## Task description
Find the string "kind" in the entries and copy each line that has it.

Stored entries:
########
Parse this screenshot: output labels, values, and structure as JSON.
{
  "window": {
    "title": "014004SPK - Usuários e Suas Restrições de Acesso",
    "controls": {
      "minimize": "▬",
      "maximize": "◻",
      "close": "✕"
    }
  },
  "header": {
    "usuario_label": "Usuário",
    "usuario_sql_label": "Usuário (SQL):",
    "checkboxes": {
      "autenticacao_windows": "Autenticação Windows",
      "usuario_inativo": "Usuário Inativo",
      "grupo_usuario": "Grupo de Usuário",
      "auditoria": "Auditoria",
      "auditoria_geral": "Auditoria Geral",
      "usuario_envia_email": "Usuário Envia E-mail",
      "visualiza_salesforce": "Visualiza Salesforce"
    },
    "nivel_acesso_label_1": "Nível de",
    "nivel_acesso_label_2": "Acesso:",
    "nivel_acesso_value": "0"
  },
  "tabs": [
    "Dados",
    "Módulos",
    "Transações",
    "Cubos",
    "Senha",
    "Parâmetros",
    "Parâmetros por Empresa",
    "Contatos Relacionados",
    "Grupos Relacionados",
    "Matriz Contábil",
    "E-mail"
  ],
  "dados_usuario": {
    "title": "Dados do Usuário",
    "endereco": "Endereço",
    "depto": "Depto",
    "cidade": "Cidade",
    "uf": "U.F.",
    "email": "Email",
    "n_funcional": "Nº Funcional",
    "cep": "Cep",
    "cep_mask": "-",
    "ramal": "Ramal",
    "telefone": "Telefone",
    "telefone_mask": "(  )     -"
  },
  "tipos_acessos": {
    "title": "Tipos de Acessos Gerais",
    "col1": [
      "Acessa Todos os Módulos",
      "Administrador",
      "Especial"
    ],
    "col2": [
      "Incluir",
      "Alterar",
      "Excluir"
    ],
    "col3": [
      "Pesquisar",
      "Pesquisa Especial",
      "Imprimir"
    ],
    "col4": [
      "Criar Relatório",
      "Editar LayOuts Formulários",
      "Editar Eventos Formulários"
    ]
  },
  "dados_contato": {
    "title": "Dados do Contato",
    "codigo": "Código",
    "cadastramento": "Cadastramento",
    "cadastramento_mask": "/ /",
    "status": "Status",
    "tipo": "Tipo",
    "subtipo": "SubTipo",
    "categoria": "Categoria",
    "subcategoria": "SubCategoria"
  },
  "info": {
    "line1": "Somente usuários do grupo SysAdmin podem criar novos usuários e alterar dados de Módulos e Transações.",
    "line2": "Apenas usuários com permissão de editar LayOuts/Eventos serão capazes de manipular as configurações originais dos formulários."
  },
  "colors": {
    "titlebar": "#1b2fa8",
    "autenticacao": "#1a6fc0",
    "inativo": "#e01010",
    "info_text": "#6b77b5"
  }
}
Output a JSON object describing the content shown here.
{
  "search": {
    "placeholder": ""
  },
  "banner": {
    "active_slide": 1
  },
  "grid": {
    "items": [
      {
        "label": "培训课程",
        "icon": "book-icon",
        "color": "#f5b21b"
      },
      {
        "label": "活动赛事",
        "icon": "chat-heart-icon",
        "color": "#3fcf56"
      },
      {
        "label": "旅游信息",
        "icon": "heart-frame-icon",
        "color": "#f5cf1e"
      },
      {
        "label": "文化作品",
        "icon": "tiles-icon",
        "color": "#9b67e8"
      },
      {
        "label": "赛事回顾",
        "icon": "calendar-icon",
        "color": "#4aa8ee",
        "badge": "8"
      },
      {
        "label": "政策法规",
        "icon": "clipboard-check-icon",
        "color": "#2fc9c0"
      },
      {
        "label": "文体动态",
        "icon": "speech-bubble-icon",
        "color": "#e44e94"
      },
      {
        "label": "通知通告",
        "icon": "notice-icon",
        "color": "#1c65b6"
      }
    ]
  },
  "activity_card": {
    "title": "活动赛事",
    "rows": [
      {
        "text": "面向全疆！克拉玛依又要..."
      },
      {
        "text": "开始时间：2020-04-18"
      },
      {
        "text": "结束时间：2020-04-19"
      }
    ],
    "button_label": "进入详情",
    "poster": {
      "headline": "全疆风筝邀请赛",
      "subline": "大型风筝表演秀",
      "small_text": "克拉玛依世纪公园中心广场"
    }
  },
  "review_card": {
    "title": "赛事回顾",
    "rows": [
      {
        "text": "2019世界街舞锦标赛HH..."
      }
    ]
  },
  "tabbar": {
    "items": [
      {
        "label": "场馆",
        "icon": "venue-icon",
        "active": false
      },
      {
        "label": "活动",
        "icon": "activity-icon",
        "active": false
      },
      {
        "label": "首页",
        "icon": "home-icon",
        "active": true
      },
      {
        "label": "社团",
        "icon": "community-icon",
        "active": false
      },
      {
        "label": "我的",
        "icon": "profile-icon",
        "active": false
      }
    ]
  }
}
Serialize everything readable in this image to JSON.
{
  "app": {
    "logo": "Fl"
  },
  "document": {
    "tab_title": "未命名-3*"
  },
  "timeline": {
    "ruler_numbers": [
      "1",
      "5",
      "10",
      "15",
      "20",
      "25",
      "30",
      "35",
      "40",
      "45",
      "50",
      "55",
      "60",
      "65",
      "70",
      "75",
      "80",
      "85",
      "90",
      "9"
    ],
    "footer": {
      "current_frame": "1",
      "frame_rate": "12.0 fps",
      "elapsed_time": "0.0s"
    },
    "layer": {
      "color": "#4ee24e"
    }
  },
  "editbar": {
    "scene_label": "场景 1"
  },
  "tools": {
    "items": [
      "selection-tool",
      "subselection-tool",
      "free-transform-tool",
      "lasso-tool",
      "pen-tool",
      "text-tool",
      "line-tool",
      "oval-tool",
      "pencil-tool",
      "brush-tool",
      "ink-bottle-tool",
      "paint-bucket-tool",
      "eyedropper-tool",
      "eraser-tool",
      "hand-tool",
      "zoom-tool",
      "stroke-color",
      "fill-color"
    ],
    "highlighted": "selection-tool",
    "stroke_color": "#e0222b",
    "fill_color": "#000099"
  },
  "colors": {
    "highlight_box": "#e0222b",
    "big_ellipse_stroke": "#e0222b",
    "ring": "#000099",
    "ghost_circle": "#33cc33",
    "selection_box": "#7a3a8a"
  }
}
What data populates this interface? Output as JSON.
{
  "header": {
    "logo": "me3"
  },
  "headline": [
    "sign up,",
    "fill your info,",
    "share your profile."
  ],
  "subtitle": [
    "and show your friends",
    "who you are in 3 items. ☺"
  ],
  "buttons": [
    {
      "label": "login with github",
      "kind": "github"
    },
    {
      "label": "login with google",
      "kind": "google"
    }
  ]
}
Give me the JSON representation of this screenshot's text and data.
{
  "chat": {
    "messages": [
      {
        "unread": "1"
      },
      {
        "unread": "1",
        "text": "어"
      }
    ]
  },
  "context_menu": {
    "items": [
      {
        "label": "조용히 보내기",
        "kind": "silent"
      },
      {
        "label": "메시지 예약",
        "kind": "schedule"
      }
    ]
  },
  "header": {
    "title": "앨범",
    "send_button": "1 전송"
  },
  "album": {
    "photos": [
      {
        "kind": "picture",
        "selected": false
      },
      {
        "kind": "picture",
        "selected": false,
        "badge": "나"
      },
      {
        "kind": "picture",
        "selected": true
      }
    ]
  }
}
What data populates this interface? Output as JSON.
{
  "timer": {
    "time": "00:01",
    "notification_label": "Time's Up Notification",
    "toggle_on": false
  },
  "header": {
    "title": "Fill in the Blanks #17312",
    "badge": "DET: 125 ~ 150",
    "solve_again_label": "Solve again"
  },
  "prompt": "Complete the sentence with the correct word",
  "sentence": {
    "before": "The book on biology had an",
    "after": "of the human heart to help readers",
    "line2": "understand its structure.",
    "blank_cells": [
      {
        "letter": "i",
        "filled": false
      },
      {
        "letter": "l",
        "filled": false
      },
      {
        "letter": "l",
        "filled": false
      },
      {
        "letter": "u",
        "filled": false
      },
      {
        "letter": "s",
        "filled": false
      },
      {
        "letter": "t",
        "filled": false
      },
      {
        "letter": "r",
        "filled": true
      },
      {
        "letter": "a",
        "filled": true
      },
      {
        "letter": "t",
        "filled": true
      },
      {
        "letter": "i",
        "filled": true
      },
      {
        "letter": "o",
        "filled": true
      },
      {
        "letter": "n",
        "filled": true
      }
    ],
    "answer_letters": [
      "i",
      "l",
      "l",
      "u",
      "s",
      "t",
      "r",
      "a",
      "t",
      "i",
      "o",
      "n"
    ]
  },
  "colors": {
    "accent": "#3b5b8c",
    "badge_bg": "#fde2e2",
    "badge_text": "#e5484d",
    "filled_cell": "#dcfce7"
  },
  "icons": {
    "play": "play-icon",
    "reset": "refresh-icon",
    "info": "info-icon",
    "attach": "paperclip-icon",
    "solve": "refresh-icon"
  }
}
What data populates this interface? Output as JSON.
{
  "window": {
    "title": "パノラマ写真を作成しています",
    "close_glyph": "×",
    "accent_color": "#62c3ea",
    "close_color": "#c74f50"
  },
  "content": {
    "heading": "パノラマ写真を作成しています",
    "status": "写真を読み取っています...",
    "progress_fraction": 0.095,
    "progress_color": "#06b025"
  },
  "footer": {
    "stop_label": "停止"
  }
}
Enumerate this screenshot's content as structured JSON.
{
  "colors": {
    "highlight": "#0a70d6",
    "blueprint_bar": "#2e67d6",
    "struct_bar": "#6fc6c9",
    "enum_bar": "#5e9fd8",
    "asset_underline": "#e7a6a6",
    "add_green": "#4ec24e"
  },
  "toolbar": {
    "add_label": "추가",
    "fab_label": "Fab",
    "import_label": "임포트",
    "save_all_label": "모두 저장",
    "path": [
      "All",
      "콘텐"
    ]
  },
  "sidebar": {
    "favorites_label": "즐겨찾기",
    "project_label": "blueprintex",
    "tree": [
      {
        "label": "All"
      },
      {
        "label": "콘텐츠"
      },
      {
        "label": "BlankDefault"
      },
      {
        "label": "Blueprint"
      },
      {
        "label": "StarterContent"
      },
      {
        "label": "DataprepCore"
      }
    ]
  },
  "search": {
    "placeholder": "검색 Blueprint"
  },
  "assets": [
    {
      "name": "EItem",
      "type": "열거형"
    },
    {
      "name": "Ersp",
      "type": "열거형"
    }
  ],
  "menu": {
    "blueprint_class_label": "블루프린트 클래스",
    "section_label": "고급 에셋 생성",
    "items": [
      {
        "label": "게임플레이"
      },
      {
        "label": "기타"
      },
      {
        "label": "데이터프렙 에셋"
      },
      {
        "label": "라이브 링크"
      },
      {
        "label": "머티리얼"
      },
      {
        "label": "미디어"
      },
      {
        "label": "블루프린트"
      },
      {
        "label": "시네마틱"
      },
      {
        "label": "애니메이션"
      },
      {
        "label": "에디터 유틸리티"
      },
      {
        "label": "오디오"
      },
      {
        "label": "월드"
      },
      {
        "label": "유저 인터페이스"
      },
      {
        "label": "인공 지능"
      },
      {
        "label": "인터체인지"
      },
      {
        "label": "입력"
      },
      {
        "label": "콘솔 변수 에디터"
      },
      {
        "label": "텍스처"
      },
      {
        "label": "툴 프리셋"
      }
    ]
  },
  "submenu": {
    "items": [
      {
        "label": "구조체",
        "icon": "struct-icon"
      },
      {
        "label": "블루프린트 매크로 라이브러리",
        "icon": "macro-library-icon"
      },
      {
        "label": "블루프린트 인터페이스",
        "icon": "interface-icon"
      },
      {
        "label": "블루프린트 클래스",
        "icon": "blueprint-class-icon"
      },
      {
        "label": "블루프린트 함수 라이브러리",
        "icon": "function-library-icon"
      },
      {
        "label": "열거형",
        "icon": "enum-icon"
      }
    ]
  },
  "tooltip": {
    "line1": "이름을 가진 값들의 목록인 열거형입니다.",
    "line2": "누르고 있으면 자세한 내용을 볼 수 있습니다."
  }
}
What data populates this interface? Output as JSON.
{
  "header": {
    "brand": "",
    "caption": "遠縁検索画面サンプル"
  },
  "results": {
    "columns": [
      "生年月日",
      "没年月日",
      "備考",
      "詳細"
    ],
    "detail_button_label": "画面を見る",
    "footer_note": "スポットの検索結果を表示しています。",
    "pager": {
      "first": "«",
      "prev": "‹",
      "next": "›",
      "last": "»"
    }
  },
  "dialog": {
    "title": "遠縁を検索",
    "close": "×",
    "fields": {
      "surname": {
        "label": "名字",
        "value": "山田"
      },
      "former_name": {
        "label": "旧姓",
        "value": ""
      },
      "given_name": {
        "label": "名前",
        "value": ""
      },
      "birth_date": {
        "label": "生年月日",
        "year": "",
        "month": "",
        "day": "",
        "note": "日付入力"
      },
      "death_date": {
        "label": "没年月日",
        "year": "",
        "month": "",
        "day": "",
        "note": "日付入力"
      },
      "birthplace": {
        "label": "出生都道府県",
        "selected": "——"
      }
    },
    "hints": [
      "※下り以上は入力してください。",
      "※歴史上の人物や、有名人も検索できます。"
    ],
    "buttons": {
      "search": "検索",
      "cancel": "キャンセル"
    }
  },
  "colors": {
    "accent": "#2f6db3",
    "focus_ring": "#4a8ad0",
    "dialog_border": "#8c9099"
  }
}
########
## Problem solution
      "kind": "github"
      "kind": "google"
        "kind": "silent"
        "kind": "schedule"
        "kind": "picture",
        "kind": "picture",
        "kind": "picture",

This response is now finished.